Development of Hypocycloid Core shape Kagome HC-PCF for Atomic Vapour Applications

Add to your list(s) Download to your calendar using vCal

  • UserTom Bradley (Xlim Research Institute, Limoges, France)
  • ClockMonday 11 November 2013, 14:00-15:00
  • HousePhysics East 217.

If you have a question about this talk, please contact Vincent Boyer.

Photonic bandgap (PBG) and inhibited coupling (IC) Kagome hollow core photonic crystal fibre (HC-PCF) have diverse applications in light matter interactions because of the enhancement of optical nonlinearities and spectroscopic contrasts. The intrinsic limitations of PBG guiding HC-PCF included limited optical bandwidth (< 70 THz), surface mode propagation and overlap with the silica core surround. Hypocycloid core shape Kagome HC-PCF now compete with PBG HC -PCF in terms of optical attenuation while offering increased optical bandwidth, reduced overlap with silica core surround and large core diameters for atomic vapour loading.

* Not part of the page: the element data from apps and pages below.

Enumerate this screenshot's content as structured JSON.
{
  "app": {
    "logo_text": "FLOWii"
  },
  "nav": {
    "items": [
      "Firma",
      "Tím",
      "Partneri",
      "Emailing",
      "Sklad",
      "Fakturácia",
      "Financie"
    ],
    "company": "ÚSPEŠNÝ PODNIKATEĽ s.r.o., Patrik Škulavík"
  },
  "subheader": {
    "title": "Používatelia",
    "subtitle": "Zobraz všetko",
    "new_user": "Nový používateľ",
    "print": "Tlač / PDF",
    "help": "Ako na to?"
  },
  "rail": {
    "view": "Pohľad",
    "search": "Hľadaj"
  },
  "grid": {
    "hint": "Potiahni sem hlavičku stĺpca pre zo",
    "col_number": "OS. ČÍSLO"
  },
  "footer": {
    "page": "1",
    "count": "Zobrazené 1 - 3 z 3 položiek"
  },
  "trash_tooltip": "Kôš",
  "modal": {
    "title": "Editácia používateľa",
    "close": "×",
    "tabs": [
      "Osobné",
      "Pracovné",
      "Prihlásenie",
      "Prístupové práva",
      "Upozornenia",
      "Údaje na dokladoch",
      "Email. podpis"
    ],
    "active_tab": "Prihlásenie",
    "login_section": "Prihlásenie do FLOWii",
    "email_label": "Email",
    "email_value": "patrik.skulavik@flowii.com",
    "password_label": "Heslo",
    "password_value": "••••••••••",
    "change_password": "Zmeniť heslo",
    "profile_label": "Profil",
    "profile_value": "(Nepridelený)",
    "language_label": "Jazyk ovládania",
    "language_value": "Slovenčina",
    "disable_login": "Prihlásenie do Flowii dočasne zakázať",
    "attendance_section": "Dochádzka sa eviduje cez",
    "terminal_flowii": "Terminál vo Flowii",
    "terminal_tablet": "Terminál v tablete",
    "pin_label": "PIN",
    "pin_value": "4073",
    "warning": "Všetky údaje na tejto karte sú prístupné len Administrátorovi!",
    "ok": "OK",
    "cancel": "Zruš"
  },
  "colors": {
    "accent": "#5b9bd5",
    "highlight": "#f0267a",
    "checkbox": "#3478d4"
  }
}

A numerical and experimental study demonstrates the inherent advantages of hypocycloid core shape Kagome HC-PCF. Atomic vapours confined in the core of PBG and Kagome HC-PCF experience increased dephasing from enhanced atom-wall interactions due to the confined hollow core geometry. In bulk geometries antirelaxation coatings have been investigated extensively, demonstrating up to 1 million atom wall collisions before dephasing. However in HC-PCF the performance of antirelaxation coatings is still debated, here a comparative study utilising a modified Franzen technique for the first time in HC-PCF demonstrates the performance of antirelaxation coatings in a confined geometry.

This talk is part of the Cold Atoms series.

Tell a friend about this talk:

This talk is included in these lists:

Note that ex-directory lists are not shown.

 

Talks@bham, University of Birmingham. Contact Us | Help and Documentation | Privacy and Publicity.
talks@bham is based on talks.cam from the University of Cambridge.